Experimental Brain Research

, Volume 219, Issue 1, pp 85–96

Functional connectivity and laterality of the motor and sensory components in the volitional swallowing network

  • Soren Y. Lowell
  • Richard C. Reynolds
  • Gang Chen
  • Barry Horwitz
  • Christy L. Ludlow
Research Article

DOI: 10.1007/s00221-012-3069-9

Cite this article as:
Lowell, S.Y., Reynolds, R.C., Chen, G. et al. Exp Brain Res (2012) 219: 85. doi:10.1007/s00221-012-3069-9

Abstract

Functional neuroimaging has shown that multiple brain regions are active during volitional swallowing. Little is known, however, about which regions integrate motor execution and sensory feedback in the swallowing system. Although unilateral brain lesions in either hemisphere can produce swallowing deficits, some functional neuroimaging studies indicate that the left hemisphere has greater activation in certain sensory and motor-related swallowing regions. In this study, correlation coefficients were computed for five seed regions during volitional saliva swallowing to determine the functional relationships of these regions with the rest of the brain: the anterior and posterior insula, inferior frontal gyrus (BA44), primary sensory cortex (S1), and primary motor cortex (M1). A laterality index (LI) was derived that accounts for relative differences in total, positive connected voxels for the left/right hemisphere seeds. Clusters of significantly connected voxels were greater from the anterior and posterior insula than from the other three seed regions. Interactions of the insula with other brain regions were greater on the left than on the right during volitional swallowing. Group means showed laterality in the anterior insula (LI = 0.25) and the posterior insula (LI = 0.33). BA44 showed a lesser degree of difference in left versus right hemisphere interactions (LI = 0.12) while S1 did not show lateralization (LI = 0.02) and M1 showed some predominance of interactions in the right hemisphere (LI = −0.19). The greater connectivity from the left hemisphere insula to brain regions within and across hemispheres suggests that the insula is a primary integrative region for volitional swallowing in humans.

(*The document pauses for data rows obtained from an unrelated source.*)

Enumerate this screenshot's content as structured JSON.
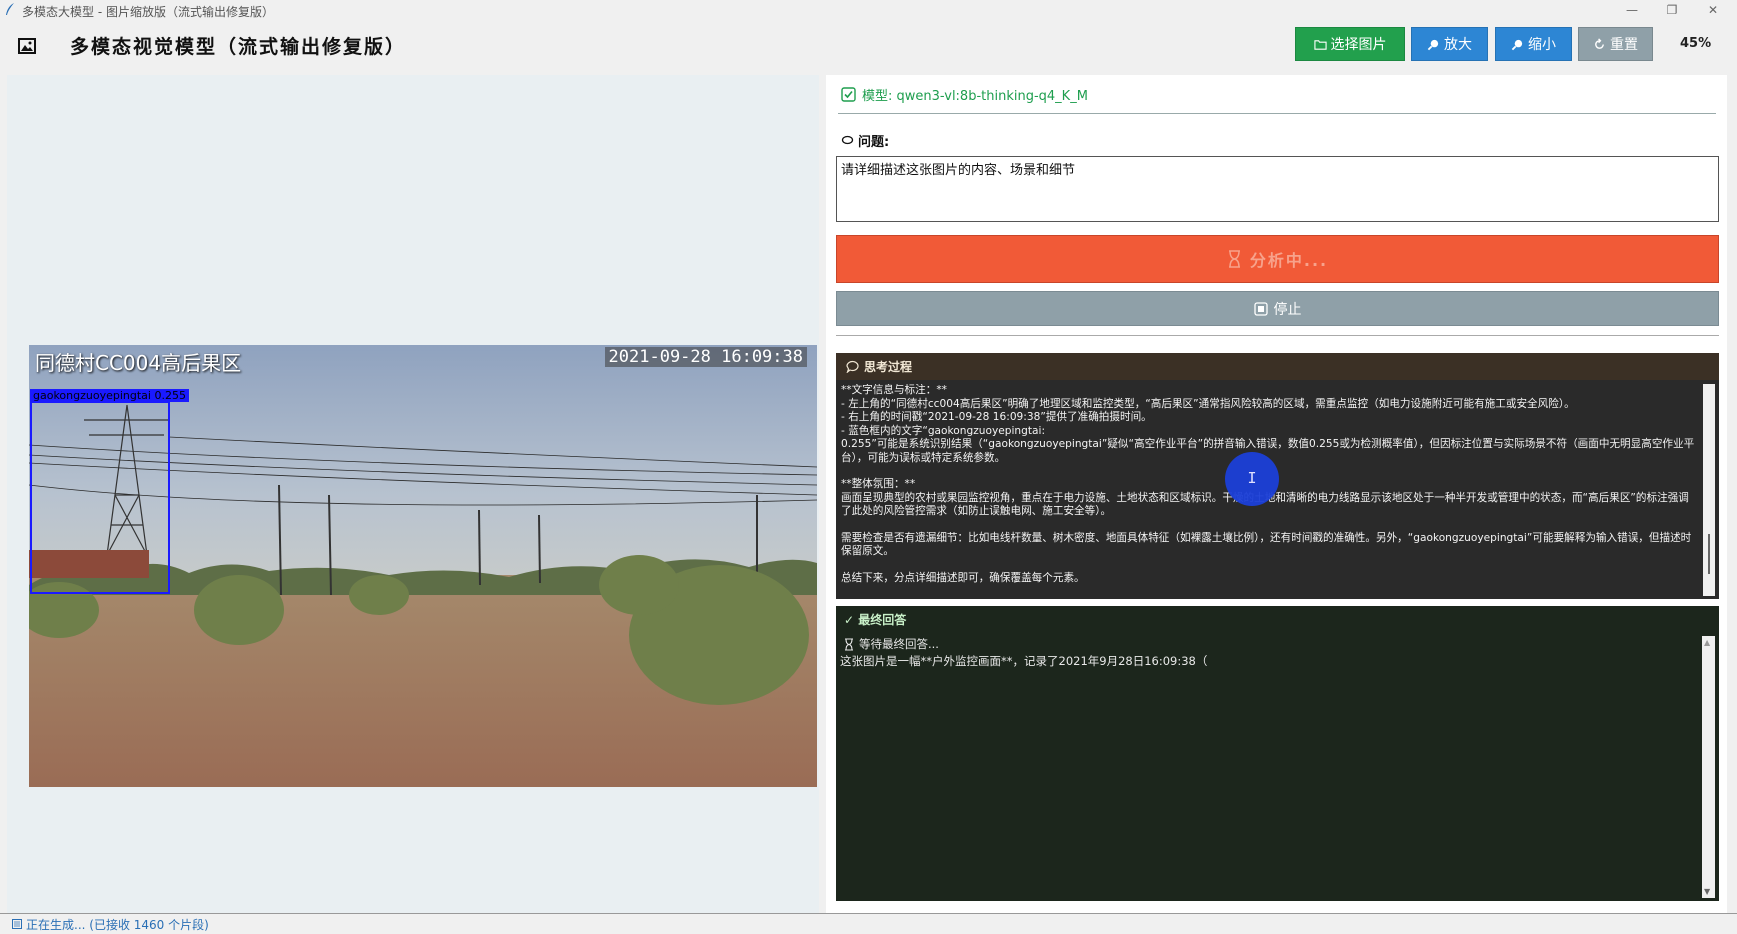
{
  "window": {
    "title": "多模态大模型 - 图片缩放版（流式输出修复版）",
    "minimize_glyph": "—",
    "maximize_glyph": "❐",
    "close_glyph": "✕"
  },
  "header": {
    "title": "多模态视觉模型（流式输出修复版）",
    "buttons": {
      "select_image": "选择图片",
      "zoom_in": "放大",
      "zoom_out": "缩小",
      "reset": "重置"
    },
    "zoom_level": "45%"
  },
  "image": {
    "osd_location": "同德村CC004高后果区",
    "osd_timestamp": "2021-09-28 16:09:38",
    "detection": {
      "label": "gaokongzuoyepingtai",
      "score": "0.255",
      "color": "#1a1aff"
    }
  },
  "model": {
    "label": "模型: qwen3-vl:8b-thinking-q4_K_M"
  },
  "question": {
    "label": "问题:",
    "value": "请详细描述这张图片的内容、场景和细节"
  },
  "actions": {
    "analyze_label": "分析中...",
    "stop_label": "停止"
  },
  "thinking": {
    "title": "思考过程",
    "lines": [
      "**文字信息与标注：**",
      "- 左上角的“同德村cc004高后果区”明确了地理区域和监控类型，“高后果区”通常指风险较高的区域，需重点监控（如电力设施附近可能有施工或安全风险）。",
      "- 右上角的时间戳“2021-09-28 16:09:38”提供了准确拍摄时间。",
      "- 蓝色框内的文字“gaokongzuoyepingtai:",
      "0.255”可能是系统识别结果（“gaokongzuoyepingtai”疑似“高空作业平台”的拼音输入错误，数值0.255或为检测概率值），但因标注位置与实际场景不符（画面中无明显高空作业平台），可能为误标或特定系统参数。",
      "",
      "**整体氛围：**",
      "画面呈现典型的农村或果园监控视角，重点在于电力设施、土地状态和区域标识。干燥的土地和清晰的电力线路显示该地区处于一种半开发或管理中的状态，而“高后果区”的标注强调了此处的风险管控需求（如防止误触电网、施工安全等）。",
      "",
      "需要检查是否有遗漏细节：比如电线杆数量、树木密度、地面具体特征（如裸露土壤比例），还有时间戳的准确性。另外，“gaokongzuoyepingtai”可能要解释为输入错误，但描述时保留原文。",
      "",
      "总结下来，分点详细描述即可，确保覆盖每个元素。"
    ]
  },
  "final_answer": {
    "title": "✓ 最终回答",
    "waiting": "等待最终回答...",
    "text": "这张图片是一幅**户外监控画面**，记录了2021年9月28日16:09:38（"
  },
  "status": {
    "text": "正在生成... (已接收 1460 个片段)"
  },
  "colors": {
    "select_button": "#22a04d",
    "zoom_buttons": "#2d86d4",
    "reset_button": "#8fa0a8",
    "analyze_button": "#f15a37",
    "thinking_header": "#3b3025",
    "final_panel": "#1c261c"
  },
  "icons": [
    "app-feather-icon",
    "image-logo-icon",
    "folder-icon",
    "magnifier-icon",
    "refresh-icon",
    "checkbox-icon",
    "speech-bubble-icon",
    "hourglass-icon",
    "stop-square-icon",
    "chat-bubble-icon",
    "status-icon"
  ]
}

Keywords

Swallowing Neuroimaging Functional connectivity Correlations fMRI 

Copyright information

© Springer-Verlag 2012

Authors and Affiliations

  • Soren Y. Lowell
    • 1
    • 2
  • Richard C. Reynolds
    • 3
  • Gang Chen
    • 3
  • Barry Horwitz
    • 4
  • Christy L. Ludlow
    • 1
    • 5
  1. 1.Laryngeal and Speech Section, National Institute of Neurological Disorders and StrokeNational Institutes of HealthBethesdaUSA
  2. 2.Department of Communication Sciences and DisordersSyracuse UniversitySyracuseUSA
  3. 3.Scientific and Statistical Computing Core, National Institute of Mental HealthNational Institutes of HealthBethesdaUSA
  4. 4.Brain Imaging and Modeling Section, National Institute on Deafness and Other Communication DisordersNational Institutes of HealthBethesdaUSA
  5. 5.Department of Communication Sciences and DisordersJames Madison UniversityHarrisonburgUSA

Personalised recommendations